▶ [TASK ITEM]
Filter the entries down to the lines holding "search", then copy those lines.

▶ [Records excerpted from a collection]
=-=-=

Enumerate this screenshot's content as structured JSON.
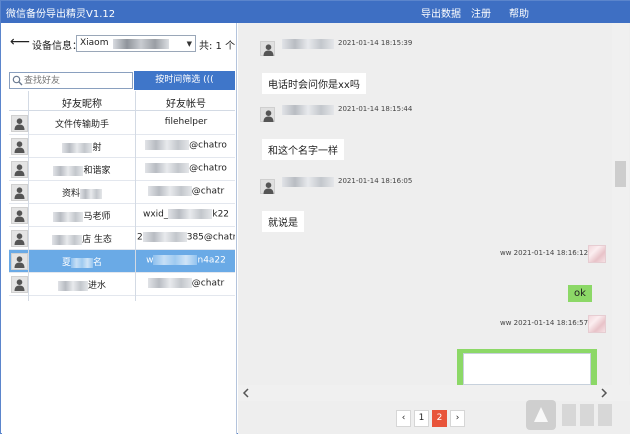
{
  "window": {
    "title": "微信备份导出精灵V1.12",
    "menu": [
      "导出数据",
      "注册",
      "帮助"
    ]
  },
  "device": {
    "back_glyph": "⟵",
    "label": "设备信息：",
    "selected": "Xiaom",
    "count": "共: 1 个"
  },
  "search": {
    "placeholder": "查找好友",
    "value": "",
    "filter_button": "按时间筛选 ((("
  },
  "contacts": {
    "headers": [
      "好友昵称",
      "好友帐号"
    ],
    "rows": [
      {
        "name_pre": "",
        "name_post": "文件传输助手",
        "acct_pre": "",
        "acct_post": "filehelper",
        "selected": false
      },
      {
        "name_pre": "",
        "name_post": "射",
        "acct_pre": "",
        "acct_post": "@chatro",
        "selected": false
      },
      {
        "name_pre": "",
        "name_post": "和谐家",
        "acct_pre": "",
        "acct_post": "@chatro",
        "selected": false
      },
      {
        "name_pre": "资料",
        "name_post": "",
        "acct_pre": "",
        "acct_post": "@chatr",
        "selected": false
      },
      {
        "name_pre": "",
        "name_post": "马老师",
        "acct_pre": "wxid_",
        "acct_post": "k22",
        "selected": false
      },
      {
        "name_pre": "",
        "name_post": "店 生态",
        "acct_pre": "2",
        "acct_post": "385@chatr",
        "selected": false
      },
      {
        "name_pre": "夏",
        "name_post": "名",
        "acct_pre": "w",
        "acct_post": "n4a22",
        "selected": true
      },
      {
        "name_pre": "",
        "name_post": "进水",
        "acct_pre": "",
        "acct_post": "@chatr",
        "selected": false
      }
    ]
  },
  "chat": {
    "messages": [
      {
        "side": "left",
        "time": "2021-01-14 18:15:39",
        "text": "电话时会问你是xx吗"
      },
      {
        "side": "left",
        "time": "2021-01-14 18:15:44",
        "text": "和这个名字一样"
      },
      {
        "side": "left",
        "time": "2021-01-14 18:16:05",
        "text": "就说是"
      },
      {
        "side": "right",
        "sender": "ww",
        "time": "2021-01-14 18:16:12",
        "text": "ok"
      },
      {
        "side": "right",
        "sender": "ww",
        "time": "2021-01-14 18:16:57",
        "text": ""
      }
    ]
  },
  "pager": {
    "prev": "‹",
    "pages": [
      "1",
      "2"
    ],
    "current": "2",
    "next": "›"
  },
  "colors": {
    "titlebar": "#3e6fc3",
    "selected_row": "#6aaae6",
    "bubble_me": "#8cd867",
    "current_page": "#e8543a"
  },
  "icons": [
    "back-arrow-icon",
    "search-icon",
    "dropdown-arrow-icon",
    "user-avatar-icon",
    "scroll-left-icon",
    "scroll-right-icon",
    "watermark-logo-icon"
  ]
}
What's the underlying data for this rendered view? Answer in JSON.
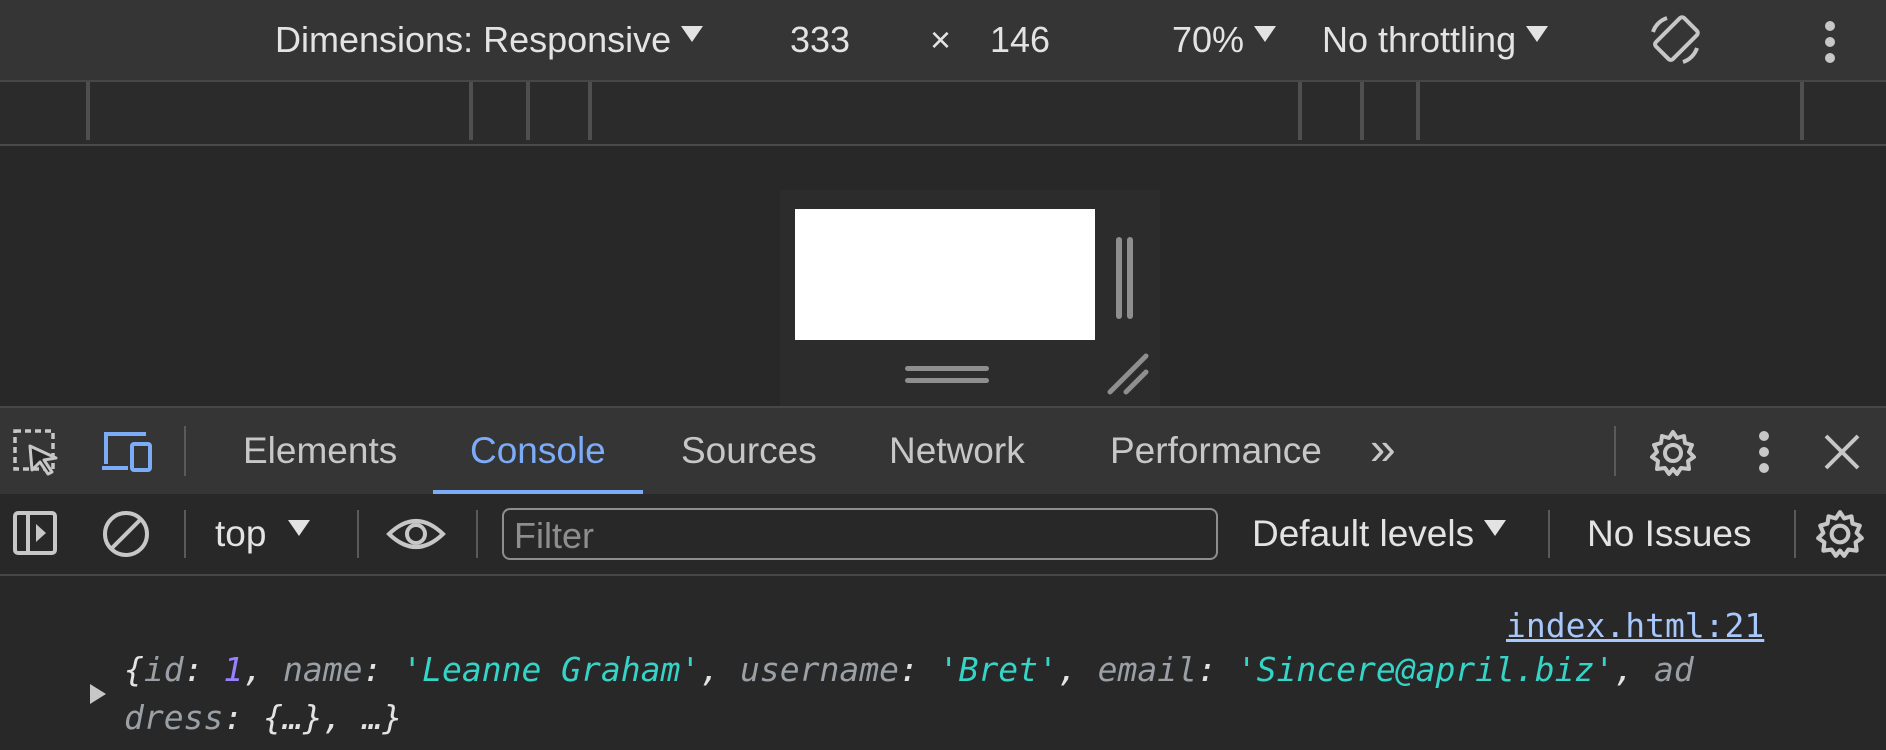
{
  "device_toolbar": {
    "dimensions_label": "Dimensions: Responsive",
    "width": "333",
    "times": "×",
    "height": "146",
    "zoom": "70%",
    "throttling": "No throttling"
  },
  "tabs": [
    {
      "label": "Elements"
    },
    {
      "label": "Console"
    },
    {
      "label": "Sources"
    },
    {
      "label": "Network"
    },
    {
      "label": "Performance"
    }
  ],
  "more_tabs_glyph": "»",
  "active_tab": "Console",
  "console_toolbar": {
    "context": "top",
    "filter_placeholder": "Filter",
    "levels": "Default levels",
    "issues": "No Issues"
  },
  "log": {
    "source": "index.html:21",
    "tokens": {
      "open": "{",
      "k_id": "id",
      "v_id": "1",
      "k_name": "name",
      "v_name": "'Leanne Graham'",
      "k_username": "username",
      "v_username": "'Bret'",
      "k_email": "email",
      "v_email": "'Sincere@april.biz'",
      "k_address_1": "ad",
      "k_address_2": "dress",
      "v_address": "{…}",
      "tail": "…}"
    }
  },
  "colors": {
    "accent": "#7cacf8",
    "string": "#35d4c7",
    "number": "#9980ff"
  }
}
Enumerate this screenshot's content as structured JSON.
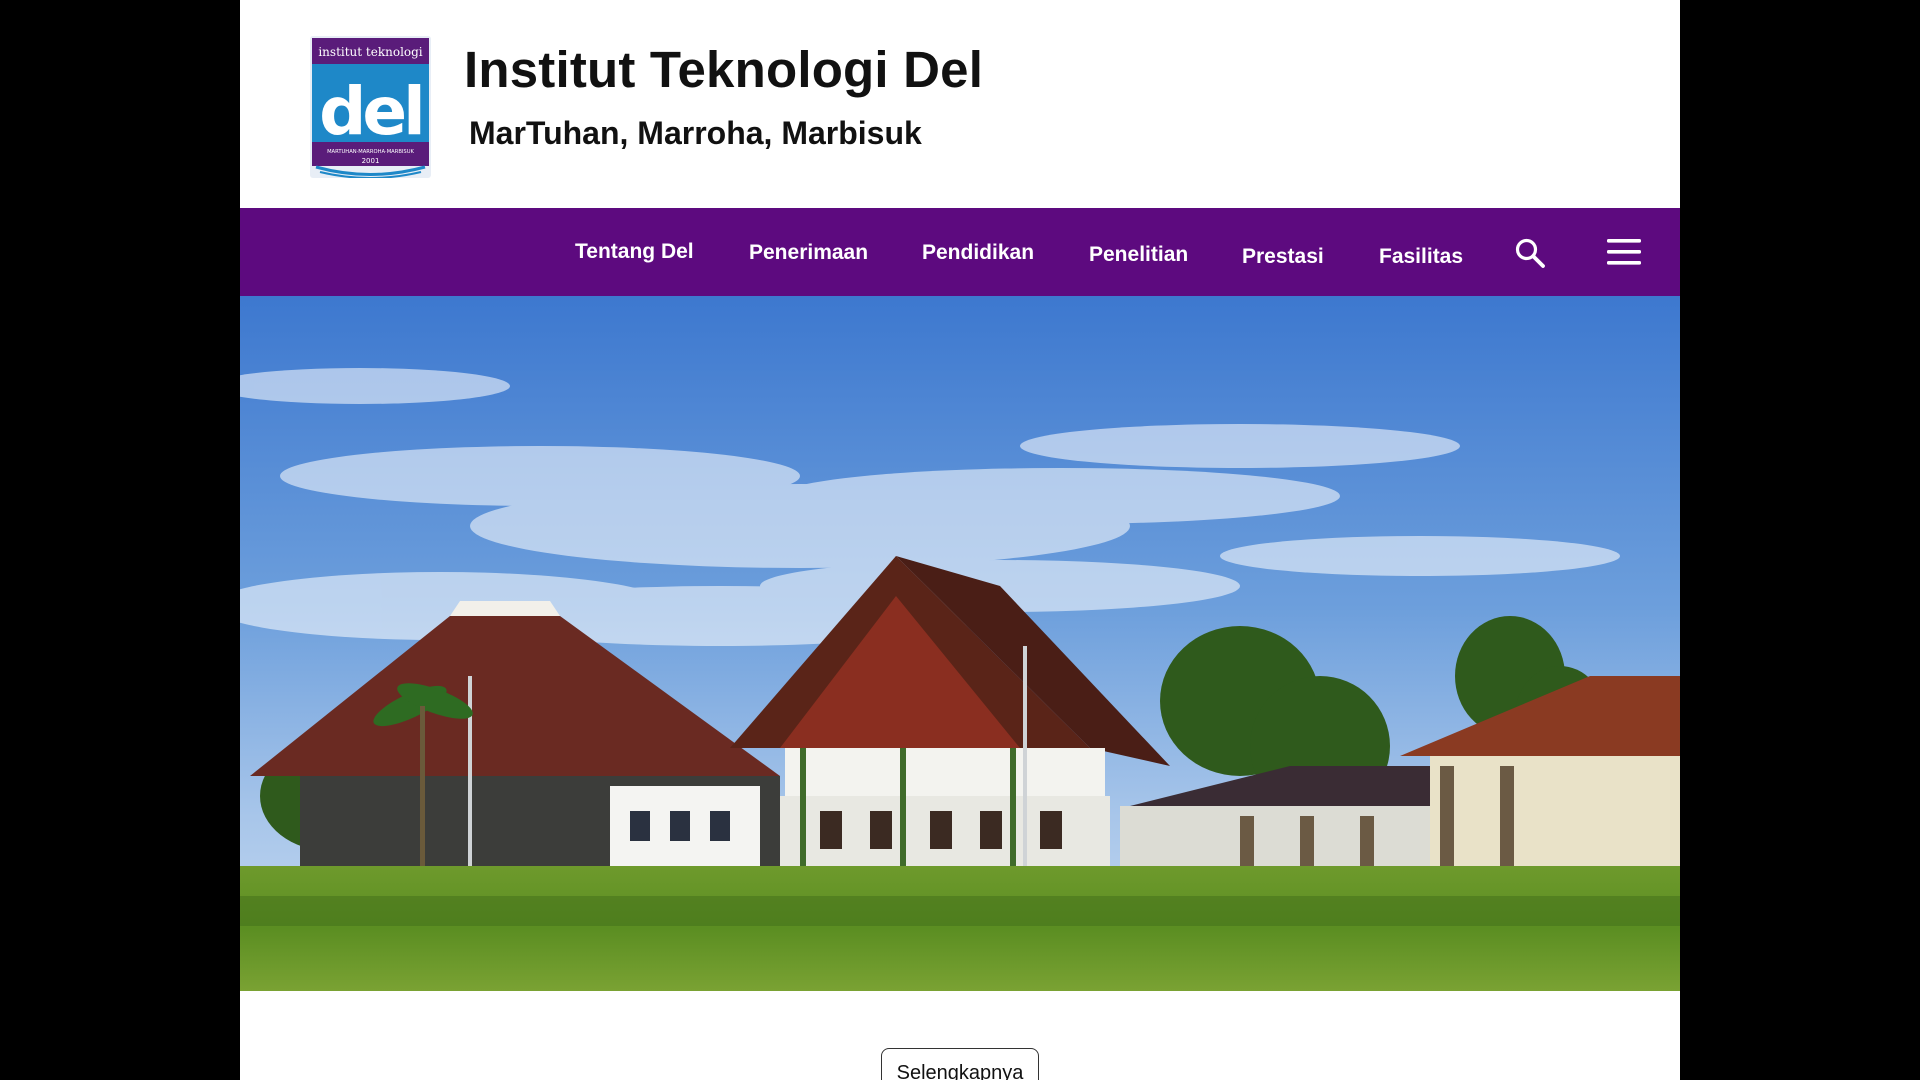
{
  "header": {
    "logo_text_top": "institut teknologi",
    "logo_text_main": "del",
    "logo_text_motto": "MARTUHAN·MARROHA·MARBISUK",
    "logo_text_year": "2001",
    "title": "Institut Teknologi Del",
    "tagline": "MarTuhan, Marroha, Marbisuk"
  },
  "nav": {
    "items": [
      {
        "label": "Tentang Del"
      },
      {
        "label": "Penerimaan"
      },
      {
        "label": "Pendidikan"
      },
      {
        "label": "Penelitian"
      },
      {
        "label": "Prestasi"
      },
      {
        "label": "Fasilitas"
      }
    ],
    "search_icon": "search-icon",
    "menu_icon": "hamburger-menu-icon"
  },
  "hero": {
    "image": "campus-photo"
  },
  "more_button": {
    "label": "Selengkapnya"
  },
  "colors": {
    "nav_bg": "#5d0a7f",
    "logo_purple": "#5a1c7a",
    "logo_blue": "#1e88c8"
  }
}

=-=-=

▶ [ANSWER SPACE]
  "search": {
    "search-icon",
    "search_icon": "search-icon",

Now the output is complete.